Clearly, I’ve decided to go with a translation (Moncrieff/Kilmartin), what seems to be considered the driest and most accurate translation available, as the new ones seem to carry the prose into something more contemporary. I never found an argument concerning that with which I particularly agree, even when modernizing Shakespeare, I think it should be done only with an emphasis on finding his likeliest original words and removing whatever adulteration printers added and propagated throughout the centuries. Well, so, here I am reading a translation. Fuck me, but I can’t wait any longer, and truth be known, I’m only making my halting way through Le Petit Prince in French and if I don’t get Proust started now, why, by the time I finish it I’ll be old enough to appreciate it.
It was probably Céline’s putting him back in my head as we snuck around the pathways between tombstones and stared at his own, somewhat austere.

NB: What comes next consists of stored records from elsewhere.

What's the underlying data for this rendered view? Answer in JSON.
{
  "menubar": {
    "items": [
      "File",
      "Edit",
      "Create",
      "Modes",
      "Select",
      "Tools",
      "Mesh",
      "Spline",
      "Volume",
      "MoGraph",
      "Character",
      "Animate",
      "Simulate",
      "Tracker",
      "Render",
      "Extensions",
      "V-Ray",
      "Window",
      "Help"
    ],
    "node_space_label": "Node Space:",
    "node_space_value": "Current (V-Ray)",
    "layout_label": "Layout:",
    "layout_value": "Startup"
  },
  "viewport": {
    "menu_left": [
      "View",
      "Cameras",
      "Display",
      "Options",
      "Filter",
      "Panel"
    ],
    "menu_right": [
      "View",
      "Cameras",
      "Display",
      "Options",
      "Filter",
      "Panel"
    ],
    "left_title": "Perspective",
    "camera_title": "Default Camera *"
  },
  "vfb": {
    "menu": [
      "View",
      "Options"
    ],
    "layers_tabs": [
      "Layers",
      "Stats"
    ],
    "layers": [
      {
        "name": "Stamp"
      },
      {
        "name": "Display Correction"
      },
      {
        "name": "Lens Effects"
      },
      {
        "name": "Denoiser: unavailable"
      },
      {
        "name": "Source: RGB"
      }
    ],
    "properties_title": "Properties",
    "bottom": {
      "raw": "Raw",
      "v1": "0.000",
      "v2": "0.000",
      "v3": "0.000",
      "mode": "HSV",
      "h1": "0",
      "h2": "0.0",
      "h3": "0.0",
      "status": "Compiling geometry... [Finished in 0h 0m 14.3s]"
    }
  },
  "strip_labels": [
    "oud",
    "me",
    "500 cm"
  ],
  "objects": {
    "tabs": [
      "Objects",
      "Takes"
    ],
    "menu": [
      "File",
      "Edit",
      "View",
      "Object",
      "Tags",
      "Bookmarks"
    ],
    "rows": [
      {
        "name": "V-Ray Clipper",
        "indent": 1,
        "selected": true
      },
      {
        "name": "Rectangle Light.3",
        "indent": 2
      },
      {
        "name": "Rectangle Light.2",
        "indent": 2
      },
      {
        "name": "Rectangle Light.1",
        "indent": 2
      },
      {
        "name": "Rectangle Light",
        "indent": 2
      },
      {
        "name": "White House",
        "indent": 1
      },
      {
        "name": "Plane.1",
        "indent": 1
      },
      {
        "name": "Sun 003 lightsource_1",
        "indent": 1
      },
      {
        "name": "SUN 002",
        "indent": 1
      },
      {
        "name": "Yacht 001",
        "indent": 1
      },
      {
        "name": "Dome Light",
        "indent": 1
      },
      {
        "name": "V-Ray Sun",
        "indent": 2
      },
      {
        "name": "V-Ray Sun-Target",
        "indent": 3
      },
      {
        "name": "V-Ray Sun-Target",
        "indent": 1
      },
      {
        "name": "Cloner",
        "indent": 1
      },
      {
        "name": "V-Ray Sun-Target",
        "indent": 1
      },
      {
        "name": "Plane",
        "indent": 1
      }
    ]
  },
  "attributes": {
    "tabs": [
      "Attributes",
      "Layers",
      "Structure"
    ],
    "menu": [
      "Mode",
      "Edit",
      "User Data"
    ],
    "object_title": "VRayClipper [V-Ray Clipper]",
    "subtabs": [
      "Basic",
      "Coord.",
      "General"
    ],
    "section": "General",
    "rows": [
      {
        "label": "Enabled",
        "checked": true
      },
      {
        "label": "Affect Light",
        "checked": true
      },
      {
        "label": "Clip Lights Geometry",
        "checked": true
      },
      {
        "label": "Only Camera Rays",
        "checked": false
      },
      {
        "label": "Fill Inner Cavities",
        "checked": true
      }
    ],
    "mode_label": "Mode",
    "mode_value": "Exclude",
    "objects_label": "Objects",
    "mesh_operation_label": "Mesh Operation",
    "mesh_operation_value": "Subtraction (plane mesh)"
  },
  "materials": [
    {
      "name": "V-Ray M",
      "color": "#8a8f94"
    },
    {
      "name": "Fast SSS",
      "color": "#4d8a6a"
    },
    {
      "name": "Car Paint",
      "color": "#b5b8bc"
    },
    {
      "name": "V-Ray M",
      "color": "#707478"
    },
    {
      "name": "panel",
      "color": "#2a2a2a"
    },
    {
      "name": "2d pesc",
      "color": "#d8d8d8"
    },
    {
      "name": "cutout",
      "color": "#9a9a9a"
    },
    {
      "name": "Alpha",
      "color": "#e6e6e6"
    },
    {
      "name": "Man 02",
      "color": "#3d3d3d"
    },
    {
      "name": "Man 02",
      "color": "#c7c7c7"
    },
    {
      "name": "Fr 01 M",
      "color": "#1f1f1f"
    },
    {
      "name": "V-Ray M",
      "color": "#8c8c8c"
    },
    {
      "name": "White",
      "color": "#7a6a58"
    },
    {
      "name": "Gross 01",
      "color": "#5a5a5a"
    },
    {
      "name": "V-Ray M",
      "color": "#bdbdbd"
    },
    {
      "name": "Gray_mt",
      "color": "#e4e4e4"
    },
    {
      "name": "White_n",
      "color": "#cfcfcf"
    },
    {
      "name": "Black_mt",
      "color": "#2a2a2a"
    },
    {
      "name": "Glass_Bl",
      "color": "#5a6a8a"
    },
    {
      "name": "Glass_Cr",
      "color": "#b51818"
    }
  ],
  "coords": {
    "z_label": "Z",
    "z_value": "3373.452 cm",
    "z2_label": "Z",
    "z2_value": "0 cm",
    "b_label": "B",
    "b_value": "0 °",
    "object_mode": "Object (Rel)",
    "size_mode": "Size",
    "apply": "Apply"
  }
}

Nathalie suggested we touch it, we all wiped our noses, and Whitney finally choked out, “well, who is he?” It was Céline who answered, and I think she gave a better answer than Nathalie or I could have given, because she said something that made a lot of sense, and she didn’t stumble, and she made Proust almost sound interesting. “There is a phrase in French, the madeleine of Proust, which you use when something reminds you of a story from long ago, because he wrote a very long novel, very long and famous, and it all begins because he tastes a madeleine, which is a type of cookie.” Well, so there you have it.
I almost fear the taste of madeleines, and of clementines, I cannot recall their flavors now, but I know one taste will send me back to the dark streets of Paris, to the early morning snows, to sitting on the stones before the cathedral in Rouen and seeing all the clementine peels on the ground wherever I went, cigarettes, bottles, thinking about what a good American I was being by cleaning up my own messes.
Initial reaction? Not quite the same immediate joy I feel when reading Lawrence or Nin or Miller, but yet beautiful, and yes, he does go quickly, the first fifty pages are criticized because nothing happens–yet, it’s the sort of nothingness that we come to appreciate, it’s thoughtful nothingness, and it’s a compelling prelude to the work we’re about to embark upon. It’s not only the obsessive attention to detail I love, but the insistence on resisting vulgarity, quite the opposite of Lawrence, actually, whose vulgarity is yet somehow an aesthetically cogent illustration of how beauty integrates itself within the animal, or perhaps vice versa, how it is that our instincts can be delicious. So far, Proust takes a higher road, one built of suggestions rather than directness, telling us things we already know, not how it could be, but how it is, not in the secret world between two people, not in the secret world of one’s heart, but in the secret world of the mind, of language, of the expressible, of art, of memory, all the things that Connie Chatterley is so far grown opposed to as she comes to need her lover.